He continued: “Certainly intrigued by the upside as a fairly young player still coming into his prime … and alongside Barzal.”
That possibility, of putting a winger like Fiala with a center like Barzal, is a big part of what makes this so intriguing from an Islanders point of view — especially considering that the centerman that Fiala spent most of the time with this season, Frederick Gaudreau, isnt a player in the same talent bracket as the 2018 Calder Trophy winner. Along with his dangerous shot, Fiala is particularly slippery around the front of the net, which is where so many of his goals came from this season. He only needs someone to get him the puck in those positions, and that’s something that Barzal can do well when he’s on his game.
Of course, if the Islanders are going to make a play for Fiala, they would have to sign him — and that won’t be cheap. Most projections have Fiala getting somewhere in the $7 to 8 million range annually, depending on the length of the deal. If the Islanders are going to commit that kind of money to Fiala — or to any other prospective free agent, like Johnny Gaudreau or Filip Forsberg — they’re going to have to move other money out.
According to CapFriendly, the Islanders have approximately $70.5 million committed to 18 roster players next season, and that includes just three established NHL defensemen. Noah Dobson and Kieffer Bellows are their two most notable restricted free agents, and Dobson, especially, is in line for a sizable raise.
I’m still of the belief that the Islanders could move Josh Bailey and his $5 million salary-cap hit for the next two seasons, but getting Bailey clean off the books wouldn’t be a sure thing, either. There’s also the potential that the Islanders could move No. 2 goalie Semyon Varlamov, although after seeing what’s happened with goalies getting injured throughout the 2022 Stanley Cup playoffs, that also would carry a huge risk and force the Islanders to find a veteran backup somewhere else.

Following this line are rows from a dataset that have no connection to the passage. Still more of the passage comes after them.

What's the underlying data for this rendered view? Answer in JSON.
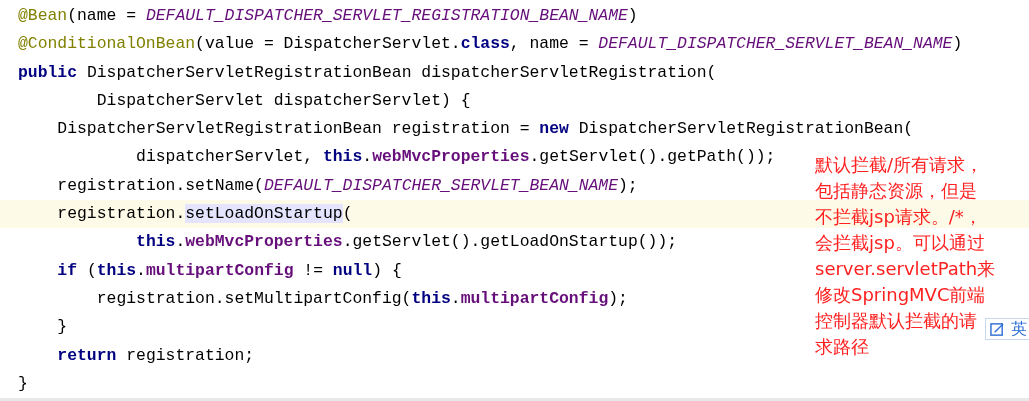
{
  "editor": {
    "lines": [
      {
        "current": false,
        "tokens": [
          {
            "kind": "annotation",
            "text": "@Bean"
          },
          {
            "kind": "plain",
            "text": "(name = "
          },
          {
            "kind": "constant",
            "text": "DEFAULT_DISPATCHER_SERVLET_REGISTRATION_BEAN_NAME"
          },
          {
            "kind": "plain",
            "text": ")"
          }
        ]
      },
      {
        "current": false,
        "tokens": [
          {
            "kind": "annotation",
            "text": "@ConditionalOnBean"
          },
          {
            "kind": "plain",
            "text": "(value = DispatcherServlet."
          },
          {
            "kind": "keyword",
            "text": "class"
          },
          {
            "kind": "plain",
            "text": ", name = "
          },
          {
            "kind": "constant",
            "text": "DEFAULT_DISPATCHER_SERVLET_BEAN_NAME"
          },
          {
            "kind": "plain",
            "text": ")"
          }
        ]
      },
      {
        "current": false,
        "tokens": [
          {
            "kind": "keyword",
            "text": "public"
          },
          {
            "kind": "plain",
            "text": " DispatcherServletRegistrationBean dispatcherServletRegistration("
          }
        ]
      },
      {
        "current": false,
        "tokens": [
          {
            "kind": "plain",
            "text": "        DispatcherServlet dispatcherServlet) {"
          }
        ]
      },
      {
        "current": false,
        "tokens": [
          {
            "kind": "plain",
            "text": "    DispatcherServletRegistrationBean registration = "
          },
          {
            "kind": "keyword",
            "text": "new"
          },
          {
            "kind": "plain",
            "text": " DispatcherServletRegistrationBean("
          }
        ]
      },
      {
        "current": false,
        "tokens": [
          {
            "kind": "plain",
            "text": "            dispatcherServlet, "
          },
          {
            "kind": "keyword",
            "text": "this"
          },
          {
            "kind": "plain",
            "text": "."
          },
          {
            "kind": "field",
            "text": "webMvcProperties"
          },
          {
            "kind": "plain",
            "text": ".getServlet().getPath());"
          }
        ]
      },
      {
        "current": false,
        "tokens": [
          {
            "kind": "plain",
            "text": "    registration.setName("
          },
          {
            "kind": "constant",
            "text": "DEFAULT_DISPATCHER_SERVLET_BEAN_NAME"
          },
          {
            "kind": "plain",
            "text": ");"
          }
        ]
      },
      {
        "current": true,
        "tokens": [
          {
            "kind": "plain",
            "text": "    registration."
          },
          {
            "kind": "usage",
            "text": "setLoadOnStartup"
          },
          {
            "kind": "plain",
            "text": "("
          }
        ]
      },
      {
        "current": false,
        "tokens": [
          {
            "kind": "keyword",
            "text": "            this"
          },
          {
            "kind": "plain",
            "text": "."
          },
          {
            "kind": "field",
            "text": "webMvcProperties"
          },
          {
            "kind": "plain",
            "text": ".getServlet().getLoadOnStartup());"
          }
        ]
      },
      {
        "current": false,
        "tokens": [
          {
            "kind": "keyword",
            "text": "    if"
          },
          {
            "kind": "plain",
            "text": " ("
          },
          {
            "kind": "keyword",
            "text": "this"
          },
          {
            "kind": "plain",
            "text": "."
          },
          {
            "kind": "field",
            "text": "multipartConfig"
          },
          {
            "kind": "plain",
            "text": " != "
          },
          {
            "kind": "keyword",
            "text": "null"
          },
          {
            "kind": "plain",
            "text": ") {"
          }
        ]
      },
      {
        "current": false,
        "tokens": [
          {
            "kind": "plain",
            "text": "        registration.setMultipartConfig("
          },
          {
            "kind": "keyword",
            "text": "this"
          },
          {
            "kind": "plain",
            "text": "."
          },
          {
            "kind": "field",
            "text": "multipartConfig"
          },
          {
            "kind": "plain",
            "text": ");"
          }
        ]
      },
      {
        "current": false,
        "tokens": [
          {
            "kind": "plain",
            "text": "    }"
          }
        ]
      },
      {
        "current": false,
        "tokens": [
          {
            "kind": "keyword",
            "text": "    return"
          },
          {
            "kind": "plain",
            "text": " registration;"
          }
        ]
      },
      {
        "current": false,
        "tokens": [
          {
            "kind": "plain",
            "text": "}"
          }
        ]
      }
    ]
  },
  "note": {
    "lines": [
      "默认拦截/所有请求，",
      "包括静态资源，但是",
      "不拦截jsp请求。/*，",
      "会拦截jsp。可以通过",
      "server.servletPath来",
      "修改SpringMVC前端",
      "控制器默认拦截的请",
      "求路径"
    ]
  },
  "ime_toolbar": {
    "label": "英"
  }
}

Still, this is an Islanders team that needs more scoring up front and needs to find someone that can mesh with Barzal. Fiala has the potential to check both of those boxes.
(Photo: Steven Ryan / Getty Images)